◆ What the exercise asks:
For each line in the data that includes "Kesalahan", make a copy.
The input section start
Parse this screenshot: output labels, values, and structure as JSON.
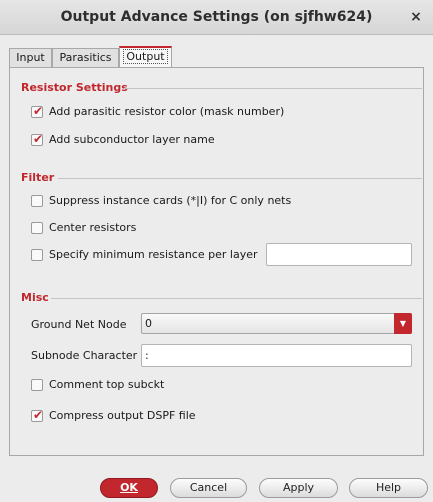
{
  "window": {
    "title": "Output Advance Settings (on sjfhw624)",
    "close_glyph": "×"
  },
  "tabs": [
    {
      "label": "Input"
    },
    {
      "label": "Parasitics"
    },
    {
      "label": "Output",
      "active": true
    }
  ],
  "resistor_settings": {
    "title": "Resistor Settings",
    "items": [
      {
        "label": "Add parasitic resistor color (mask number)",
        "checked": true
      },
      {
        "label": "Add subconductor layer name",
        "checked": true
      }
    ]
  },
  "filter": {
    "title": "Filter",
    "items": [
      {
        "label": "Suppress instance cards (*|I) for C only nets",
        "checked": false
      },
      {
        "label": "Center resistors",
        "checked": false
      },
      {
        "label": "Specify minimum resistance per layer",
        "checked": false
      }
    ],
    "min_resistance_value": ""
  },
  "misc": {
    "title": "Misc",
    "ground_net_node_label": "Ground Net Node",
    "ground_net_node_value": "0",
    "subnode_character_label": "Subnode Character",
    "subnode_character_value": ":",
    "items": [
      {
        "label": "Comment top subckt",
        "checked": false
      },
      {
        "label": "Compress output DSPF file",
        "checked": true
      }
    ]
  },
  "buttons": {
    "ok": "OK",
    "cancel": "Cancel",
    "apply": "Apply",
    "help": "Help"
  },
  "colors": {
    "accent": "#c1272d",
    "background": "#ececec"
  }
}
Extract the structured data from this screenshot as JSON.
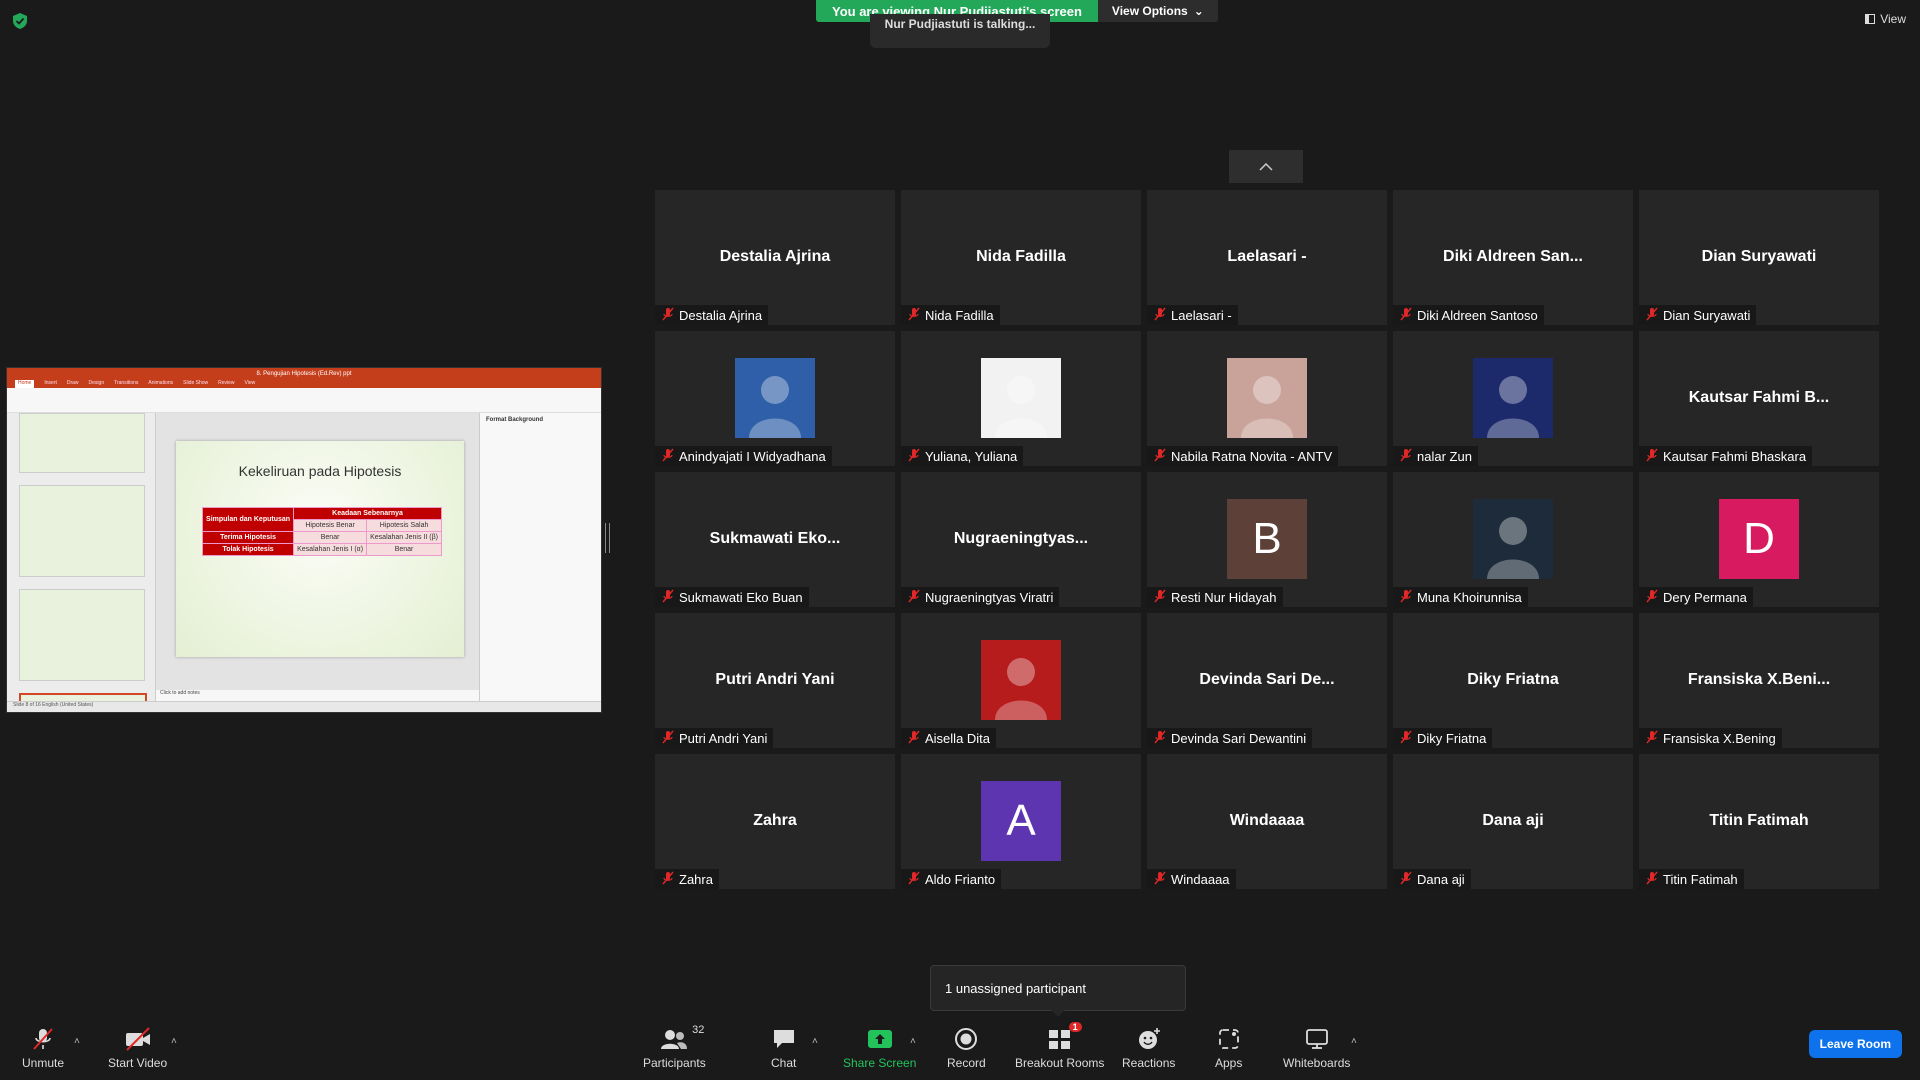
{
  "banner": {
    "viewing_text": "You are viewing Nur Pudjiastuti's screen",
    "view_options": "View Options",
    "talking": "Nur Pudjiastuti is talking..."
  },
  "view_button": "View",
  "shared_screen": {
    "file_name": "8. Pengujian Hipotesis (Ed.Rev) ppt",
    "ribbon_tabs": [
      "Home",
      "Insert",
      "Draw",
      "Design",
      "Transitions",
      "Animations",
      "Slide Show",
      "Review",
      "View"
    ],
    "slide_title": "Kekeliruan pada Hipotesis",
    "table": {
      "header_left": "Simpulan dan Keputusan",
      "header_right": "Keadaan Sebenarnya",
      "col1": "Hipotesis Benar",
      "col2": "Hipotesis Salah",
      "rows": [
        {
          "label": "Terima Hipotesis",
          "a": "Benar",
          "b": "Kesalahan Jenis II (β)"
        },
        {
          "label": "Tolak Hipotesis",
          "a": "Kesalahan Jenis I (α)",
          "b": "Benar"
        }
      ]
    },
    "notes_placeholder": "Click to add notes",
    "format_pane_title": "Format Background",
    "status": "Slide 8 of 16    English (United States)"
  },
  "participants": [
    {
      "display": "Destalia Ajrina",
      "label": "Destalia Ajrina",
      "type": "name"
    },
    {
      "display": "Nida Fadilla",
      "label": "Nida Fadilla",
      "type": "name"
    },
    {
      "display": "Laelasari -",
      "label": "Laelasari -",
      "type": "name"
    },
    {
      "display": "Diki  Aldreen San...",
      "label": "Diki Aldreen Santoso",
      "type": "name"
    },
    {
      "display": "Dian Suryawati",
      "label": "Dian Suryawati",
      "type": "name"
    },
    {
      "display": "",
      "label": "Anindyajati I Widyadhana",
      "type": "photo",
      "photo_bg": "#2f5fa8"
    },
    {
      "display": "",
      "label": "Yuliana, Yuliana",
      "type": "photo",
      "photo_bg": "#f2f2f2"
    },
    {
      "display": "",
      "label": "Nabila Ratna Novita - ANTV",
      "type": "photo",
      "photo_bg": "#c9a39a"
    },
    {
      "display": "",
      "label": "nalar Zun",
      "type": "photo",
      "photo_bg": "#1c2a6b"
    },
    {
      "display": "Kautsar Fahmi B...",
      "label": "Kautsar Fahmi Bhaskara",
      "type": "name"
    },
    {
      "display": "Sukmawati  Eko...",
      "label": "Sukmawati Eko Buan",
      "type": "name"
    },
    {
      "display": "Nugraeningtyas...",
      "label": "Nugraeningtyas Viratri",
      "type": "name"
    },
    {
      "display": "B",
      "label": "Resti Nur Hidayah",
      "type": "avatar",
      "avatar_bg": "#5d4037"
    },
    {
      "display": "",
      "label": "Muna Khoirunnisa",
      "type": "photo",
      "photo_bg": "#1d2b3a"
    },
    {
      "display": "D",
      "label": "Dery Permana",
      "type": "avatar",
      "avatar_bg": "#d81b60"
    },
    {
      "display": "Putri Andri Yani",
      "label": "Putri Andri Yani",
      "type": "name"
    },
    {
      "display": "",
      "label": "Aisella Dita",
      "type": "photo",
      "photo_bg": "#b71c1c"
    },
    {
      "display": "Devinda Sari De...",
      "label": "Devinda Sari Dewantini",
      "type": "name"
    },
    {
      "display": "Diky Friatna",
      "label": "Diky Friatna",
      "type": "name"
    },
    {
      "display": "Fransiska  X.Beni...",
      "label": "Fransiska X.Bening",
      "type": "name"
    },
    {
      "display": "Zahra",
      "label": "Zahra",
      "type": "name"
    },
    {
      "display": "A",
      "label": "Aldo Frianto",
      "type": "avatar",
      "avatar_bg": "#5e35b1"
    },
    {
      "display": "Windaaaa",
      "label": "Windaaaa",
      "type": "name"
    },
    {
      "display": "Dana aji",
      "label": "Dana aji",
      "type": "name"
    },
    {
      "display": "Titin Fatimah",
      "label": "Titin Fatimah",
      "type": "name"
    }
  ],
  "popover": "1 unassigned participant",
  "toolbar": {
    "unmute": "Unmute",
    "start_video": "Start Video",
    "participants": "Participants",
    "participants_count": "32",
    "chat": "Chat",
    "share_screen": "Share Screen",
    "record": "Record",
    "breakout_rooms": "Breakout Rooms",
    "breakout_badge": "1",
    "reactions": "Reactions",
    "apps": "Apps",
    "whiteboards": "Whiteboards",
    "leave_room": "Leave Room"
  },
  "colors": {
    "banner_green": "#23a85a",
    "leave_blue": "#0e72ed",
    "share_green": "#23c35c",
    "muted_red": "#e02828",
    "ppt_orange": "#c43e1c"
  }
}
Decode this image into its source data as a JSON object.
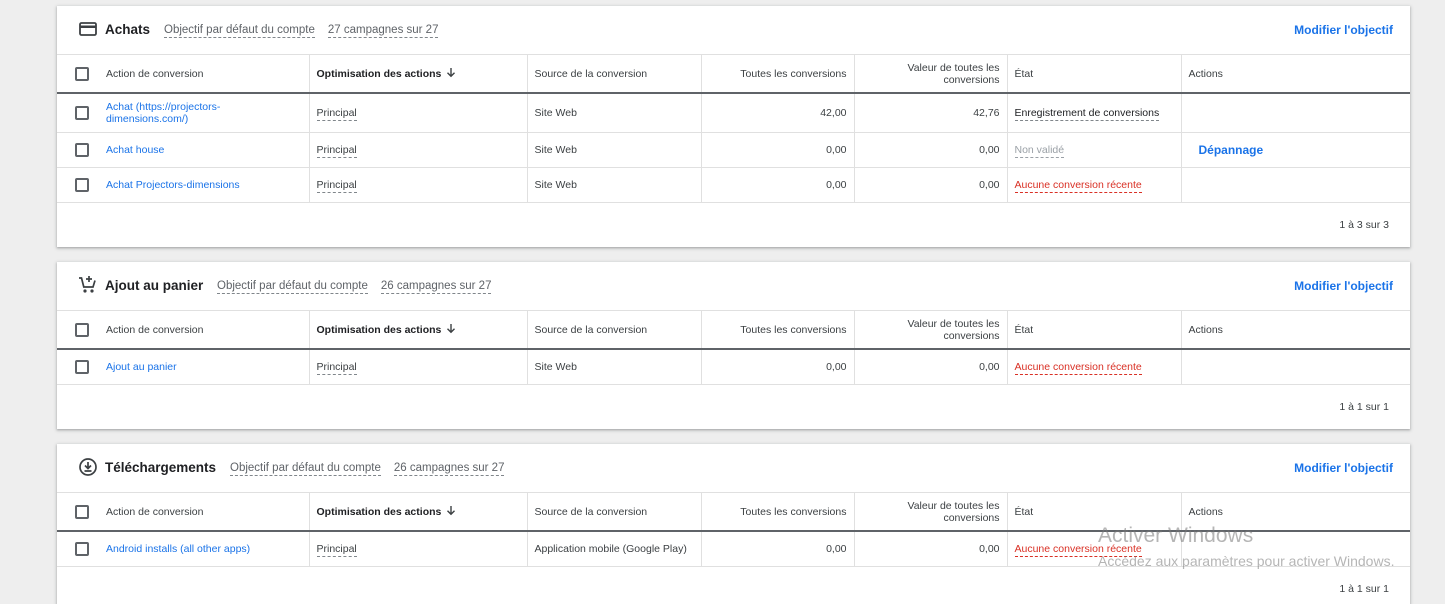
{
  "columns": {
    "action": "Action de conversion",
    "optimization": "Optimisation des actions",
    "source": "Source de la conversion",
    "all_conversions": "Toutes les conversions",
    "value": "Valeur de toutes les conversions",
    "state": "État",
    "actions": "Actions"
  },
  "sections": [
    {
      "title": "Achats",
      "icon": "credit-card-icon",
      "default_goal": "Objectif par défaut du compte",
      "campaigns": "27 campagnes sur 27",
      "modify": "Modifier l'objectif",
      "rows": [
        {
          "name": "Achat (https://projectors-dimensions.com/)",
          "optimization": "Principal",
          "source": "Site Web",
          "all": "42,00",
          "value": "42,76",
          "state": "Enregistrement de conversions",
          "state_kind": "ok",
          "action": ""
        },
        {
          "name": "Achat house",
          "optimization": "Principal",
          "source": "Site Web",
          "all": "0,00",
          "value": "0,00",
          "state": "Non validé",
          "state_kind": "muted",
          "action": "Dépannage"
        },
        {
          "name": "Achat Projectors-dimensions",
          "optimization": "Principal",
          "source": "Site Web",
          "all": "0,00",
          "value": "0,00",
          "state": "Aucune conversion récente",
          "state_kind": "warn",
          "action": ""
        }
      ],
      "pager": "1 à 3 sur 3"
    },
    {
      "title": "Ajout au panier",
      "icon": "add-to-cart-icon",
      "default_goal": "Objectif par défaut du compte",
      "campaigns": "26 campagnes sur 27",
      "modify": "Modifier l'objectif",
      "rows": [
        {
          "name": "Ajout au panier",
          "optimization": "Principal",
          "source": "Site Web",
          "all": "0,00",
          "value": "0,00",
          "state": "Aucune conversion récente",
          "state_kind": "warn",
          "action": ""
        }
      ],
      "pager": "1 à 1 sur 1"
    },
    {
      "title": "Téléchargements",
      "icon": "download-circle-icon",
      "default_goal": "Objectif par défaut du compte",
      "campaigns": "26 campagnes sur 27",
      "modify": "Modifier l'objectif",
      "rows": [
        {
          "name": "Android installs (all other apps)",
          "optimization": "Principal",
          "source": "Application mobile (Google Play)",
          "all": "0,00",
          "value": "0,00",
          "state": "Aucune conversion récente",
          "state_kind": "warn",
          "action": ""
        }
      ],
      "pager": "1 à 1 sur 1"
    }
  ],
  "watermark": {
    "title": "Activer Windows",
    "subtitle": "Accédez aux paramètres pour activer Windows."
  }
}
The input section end
◆ Solution for this problem:
          "b": "Kesalahan Jenis II (β)"
          "a": "Kesalahan Jenis I (α)",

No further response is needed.